His website:

Tuesday, December 25, 2007

Cousin Max Does Good Photo

My brilliant cousin Max took these amazing shots this past weekend at his son's 2-year birthday party. That's Max and David in the first shot (don't know who took that one, but it's also good). Max is a radiologist, but he also inserts tubes into brains. And he takes wicked awesome photos.

In The Year 2525

This song was a huge international hit in 1969. It was also the basis of the theme song to the cult sci-fi TV series "Cleopatra 2525". Still relevant, yo. Click for a leesen.

Merry Christmas, Shiksas!

Click on da link for Death Cab for Cutie's version of Baby, Please Come Home.

A Heartbreaking Work of Staggering Genius

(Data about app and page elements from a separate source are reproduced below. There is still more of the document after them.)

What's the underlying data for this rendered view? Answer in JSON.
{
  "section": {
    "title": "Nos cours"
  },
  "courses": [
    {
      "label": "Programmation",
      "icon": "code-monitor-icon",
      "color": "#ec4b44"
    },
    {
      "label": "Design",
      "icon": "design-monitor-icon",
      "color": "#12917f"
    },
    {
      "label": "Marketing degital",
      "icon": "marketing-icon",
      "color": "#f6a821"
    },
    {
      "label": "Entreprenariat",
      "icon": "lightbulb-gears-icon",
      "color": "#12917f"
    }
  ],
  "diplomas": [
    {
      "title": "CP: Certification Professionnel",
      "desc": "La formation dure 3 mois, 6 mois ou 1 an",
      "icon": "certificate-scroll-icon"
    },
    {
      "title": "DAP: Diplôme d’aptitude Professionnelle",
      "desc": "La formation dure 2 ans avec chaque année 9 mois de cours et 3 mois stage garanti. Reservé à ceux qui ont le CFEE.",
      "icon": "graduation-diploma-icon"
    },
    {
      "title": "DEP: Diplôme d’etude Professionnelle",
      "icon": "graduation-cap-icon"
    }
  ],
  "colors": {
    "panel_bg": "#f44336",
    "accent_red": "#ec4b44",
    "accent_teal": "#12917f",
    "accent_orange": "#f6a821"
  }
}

This movie absolutely stunned me. I had seen the musical back in the 90s on PBS with Angela Lansbury but I didn't like it. It was too heavy for a frolicky teenager like me. And I guess just not as pretty as Tim Burton's version. My God. Burton seriously makes this version of Sweeney the best one I've ever seen. His visuals are insanely gorgeous. There's this silent-movie feel to everything - intense shadows and beautifully-composed tableaus. The highlights are mostly not pure white - but a 5-10% shade of color (see Helena Boner, above). It looks as if the movie was shot in BW and subsequently tinted. The only times the highlights go to white are in a flashback and fantasy sequence. This goes perfectly with the grimy, dark industrial London of the story.

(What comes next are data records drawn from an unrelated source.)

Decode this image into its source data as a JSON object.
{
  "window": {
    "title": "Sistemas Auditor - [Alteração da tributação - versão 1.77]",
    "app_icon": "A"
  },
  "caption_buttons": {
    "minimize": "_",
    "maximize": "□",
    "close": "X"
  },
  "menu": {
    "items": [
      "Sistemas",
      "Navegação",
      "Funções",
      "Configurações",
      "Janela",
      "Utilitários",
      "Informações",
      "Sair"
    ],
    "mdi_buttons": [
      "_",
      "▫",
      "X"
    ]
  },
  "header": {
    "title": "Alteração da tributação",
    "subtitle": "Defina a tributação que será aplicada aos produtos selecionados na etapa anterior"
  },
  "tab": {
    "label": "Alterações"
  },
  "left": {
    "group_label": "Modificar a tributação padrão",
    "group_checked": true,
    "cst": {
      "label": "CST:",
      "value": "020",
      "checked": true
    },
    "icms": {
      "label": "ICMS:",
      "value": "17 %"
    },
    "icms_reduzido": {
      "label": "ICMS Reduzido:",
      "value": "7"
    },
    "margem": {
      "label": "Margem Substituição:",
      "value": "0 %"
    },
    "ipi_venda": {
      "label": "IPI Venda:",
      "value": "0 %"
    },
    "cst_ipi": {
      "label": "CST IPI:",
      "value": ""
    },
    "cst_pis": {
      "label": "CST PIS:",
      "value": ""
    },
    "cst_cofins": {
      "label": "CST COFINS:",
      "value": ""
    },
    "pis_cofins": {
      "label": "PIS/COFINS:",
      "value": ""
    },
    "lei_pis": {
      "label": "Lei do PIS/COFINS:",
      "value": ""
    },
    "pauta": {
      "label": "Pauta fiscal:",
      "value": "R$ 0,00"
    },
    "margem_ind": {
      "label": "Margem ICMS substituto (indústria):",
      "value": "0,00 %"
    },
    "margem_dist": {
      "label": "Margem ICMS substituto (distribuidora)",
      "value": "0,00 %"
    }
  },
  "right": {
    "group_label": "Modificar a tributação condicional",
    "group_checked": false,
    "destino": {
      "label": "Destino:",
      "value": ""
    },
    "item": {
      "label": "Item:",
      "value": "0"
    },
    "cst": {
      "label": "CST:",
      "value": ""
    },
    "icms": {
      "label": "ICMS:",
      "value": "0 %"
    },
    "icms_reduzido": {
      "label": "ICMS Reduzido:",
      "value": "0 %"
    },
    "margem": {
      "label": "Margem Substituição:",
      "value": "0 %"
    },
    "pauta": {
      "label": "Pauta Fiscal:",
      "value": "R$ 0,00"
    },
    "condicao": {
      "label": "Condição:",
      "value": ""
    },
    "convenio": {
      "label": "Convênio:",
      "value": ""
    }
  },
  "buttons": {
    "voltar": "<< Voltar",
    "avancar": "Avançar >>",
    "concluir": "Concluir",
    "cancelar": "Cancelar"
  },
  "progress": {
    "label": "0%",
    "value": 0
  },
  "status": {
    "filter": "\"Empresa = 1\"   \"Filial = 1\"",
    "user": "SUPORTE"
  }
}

The font chosen for the poster and the end credits is pretty hot too. His visuals so perfectly complement the story that the music and lyrics shine brighter than ever.

Check out the following screen shots from the official website,

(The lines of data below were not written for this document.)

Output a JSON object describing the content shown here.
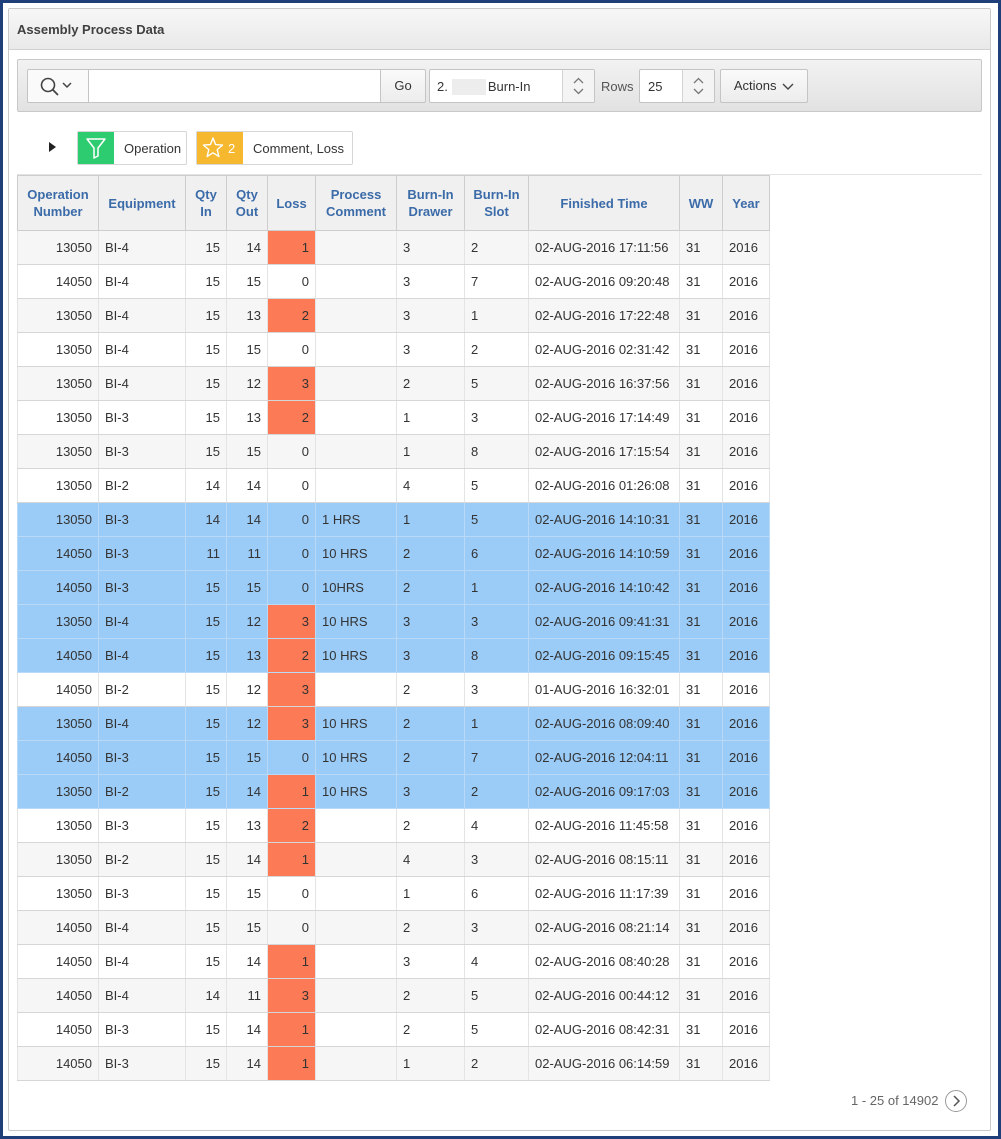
{
  "region": {
    "title": "Assembly Process Data"
  },
  "toolbar": {
    "search_value": "",
    "go_label": "Go",
    "report_prefix": "2.",
    "report_label": "Burn-In",
    "rows_label": "Rows",
    "rows_value": "25",
    "actions_label": "Actions"
  },
  "filters": {
    "filter1_label": "Operation",
    "filter2_count": "2",
    "filter2_label": "Comment, Loss"
  },
  "table": {
    "headers": {
      "op": "Operation Number",
      "equip": "Equipment",
      "qtyin": "Qty In",
      "qtyout": "Qty Out",
      "loss": "Loss",
      "comment": "Process Comment",
      "drawer": "Burn-In Drawer",
      "slot": "Burn-In Slot",
      "finished": "Finished Time",
      "ww": "WW",
      "year": "Year"
    },
    "rows": [
      [
        "13050",
        "BI-4",
        "15",
        "14",
        "1",
        "",
        "3",
        "2",
        "02-AUG-2016 17:11:56",
        "31",
        "2016"
      ],
      [
        "14050",
        "BI-4",
        "15",
        "15",
        "0",
        "",
        "3",
        "7",
        "02-AUG-2016 09:20:48",
        "31",
        "2016"
      ],
      [
        "13050",
        "BI-4",
        "15",
        "13",
        "2",
        "",
        "3",
        "1",
        "02-AUG-2016 17:22:48",
        "31",
        "2016"
      ],
      [
        "13050",
        "BI-4",
        "15",
        "15",
        "0",
        "",
        "3",
        "2",
        "02-AUG-2016 02:31:42",
        "31",
        "2016"
      ],
      [
        "13050",
        "BI-4",
        "15",
        "12",
        "3",
        "",
        "2",
        "5",
        "02-AUG-2016 16:37:56",
        "31",
        "2016"
      ],
      [
        "13050",
        "BI-3",
        "15",
        "13",
        "2",
        "",
        "1",
        "3",
        "02-AUG-2016 17:14:49",
        "31",
        "2016"
      ],
      [
        "13050",
        "BI-3",
        "15",
        "15",
        "0",
        "",
        "1",
        "8",
        "02-AUG-2016 17:15:54",
        "31",
        "2016"
      ],
      [
        "13050",
        "BI-2",
        "14",
        "14",
        "0",
        "",
        "4",
        "5",
        "02-AUG-2016 01:26:08",
        "31",
        "2016"
      ],
      [
        "13050",
        "BI-3",
        "14",
        "14",
        "0",
        "1 HRS",
        "1",
        "5",
        "02-AUG-2016 14:10:31",
        "31",
        "2016"
      ],
      [
        "14050",
        "BI-3",
        "11",
        "11",
        "0",
        "10 HRS",
        "2",
        "6",
        "02-AUG-2016 14:10:59",
        "31",
        "2016"
      ],
      [
        "14050",
        "BI-3",
        "15",
        "15",
        "0",
        "10HRS",
        "2",
        "1",
        "02-AUG-2016 14:10:42",
        "31",
        "2016"
      ],
      [
        "13050",
        "BI-4",
        "15",
        "12",
        "3",
        "10 HRS",
        "3",
        "3",
        "02-AUG-2016 09:41:31",
        "31",
        "2016"
      ],
      [
        "14050",
        "BI-4",
        "15",
        "13",
        "2",
        "10 HRS",
        "3",
        "8",
        "02-AUG-2016 09:15:45",
        "31",
        "2016"
      ],
      [
        "14050",
        "BI-2",
        "15",
        "12",
        "3",
        "",
        "2",
        "3",
        "01-AUG-2016 16:32:01",
        "31",
        "2016"
      ],
      [
        "13050",
        "BI-4",
        "15",
        "12",
        "3",
        "10 HRS",
        "2",
        "1",
        "02-AUG-2016 08:09:40",
        "31",
        "2016"
      ],
      [
        "14050",
        "BI-3",
        "15",
        "15",
        "0",
        "10 HRS",
        "2",
        "7",
        "02-AUG-2016 12:04:11",
        "31",
        "2016"
      ],
      [
        "13050",
        "BI-2",
        "15",
        "14",
        "1",
        "10 HRS",
        "3",
        "2",
        "02-AUG-2016 09:17:03",
        "31",
        "2016"
      ],
      [
        "13050",
        "BI-3",
        "15",
        "13",
        "2",
        "",
        "2",
        "4",
        "02-AUG-2016 11:45:58",
        "31",
        "2016"
      ],
      [
        "13050",
        "BI-2",
        "15",
        "14",
        "1",
        "",
        "4",
        "3",
        "02-AUG-2016 08:15:11",
        "31",
        "2016"
      ],
      [
        "13050",
        "BI-3",
        "15",
        "15",
        "0",
        "",
        "1",
        "6",
        "02-AUG-2016 11:17:39",
        "31",
        "2016"
      ],
      [
        "14050",
        "BI-4",
        "15",
        "15",
        "0",
        "",
        "2",
        "3",
        "02-AUG-2016 08:21:14",
        "31",
        "2016"
      ],
      [
        "14050",
        "BI-4",
        "15",
        "14",
        "1",
        "",
        "3",
        "4",
        "02-AUG-2016 08:40:28",
        "31",
        "2016"
      ],
      [
        "14050",
        "BI-4",
        "14",
        "11",
        "3",
        "",
        "2",
        "5",
        "02-AUG-2016 00:44:12",
        "31",
        "2016"
      ],
      [
        "14050",
        "BI-3",
        "15",
        "14",
        "1",
        "",
        "2",
        "5",
        "02-AUG-2016 08:42:31",
        "31",
        "2016"
      ],
      [
        "14050",
        "BI-3",
        "15",
        "14",
        "1",
        "",
        "1",
        "2",
        "02-AUG-2016 06:14:59",
        "31",
        "2016"
      ]
    ]
  },
  "pagination": {
    "text": "1 - 25 of 14902"
  },
  "colors": {
    "highlight_row": "#9bcbf7",
    "loss_highlight": "#fc7a55",
    "header_text": "#3b6ba8",
    "filter_green": "#2ecc71",
    "filter_orange": "#f5b82e"
  }
}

Phaidon Kicks Ass

Look for these at your local Barney's & Schnobles.

Anne Rice / Mary Renault

Classical art has been the backdrop of Anne Rice's book covers since the 90s. I think Chip Kidd started it off with the fourth vampire novel, The Tale of the Body Thief. The cover depicts Giambologna's scultpture The Rape of the Sabine Women. There's a spray-paint-like mist coming in from the left that is a spot metallic silver. Later on, paintings were incorporated into the covers, and I think Carol Carson did some later covers. I kinda like the idea of using paintings for these covers. For one, the genre - horror/fantasy usually gets the supermarket-check-out-line treatment. This keeps it classy. It adds a deep time dimension to the selling point - like, this book is RICH in history, yo, so check it. And it looks gorgeous on your shelf or framed on your wall.

Mary Renault's books, written in the 50s and 60s, were mostly about ancient Greece, Alexander the Great, and classical mythology (cover by Claire Williams).

Interestingly, both Rice and Renault write about homo/bi-sexuality. Renault was a lesbian in post-war England. She had a life-long partner and they actually left England to live in South Africa in a gay-friendly community in 1948:
"The Last of the Wine (1956) , the story of two young Athenians who study under Socrates and fight against Sparta. These books had male protagonists, as did all her later works that included homosexual themes; her sympathetic treatment of love between men would win Renault a wide gay readership." (Wikipedia)

Most of Anne Rice's vampires are bisexual:
"her characters' sexuality is fluid, often displaying homoerotic feelings towards each other. Rice said that bisexuality was what she was looking for in her characters; a love beyond gender especially with the Vampire Chronicles because the vampires were not of human society, therefore did not go by the expectations of that society." (Wikipedia)

Rice's son, the author Christopher Rice is openly gay. Rice converted back to Catholicism in 1996 after being an atheist. In 2004 she announced she would "write only for the lord" and give up writing about vampires. Still, she continues to be an advocate of gay rights. I'm going to venture a guess that Rice's husband's death in 2002 had something to do with this return to God and literary conversion. Similarly, it was the death of her six-year old daugher in 1972 that threw Rice into a deep depression that helped to generate her first hit novel, Interview with the Vampire, and the character of the forever-young girl Claudia.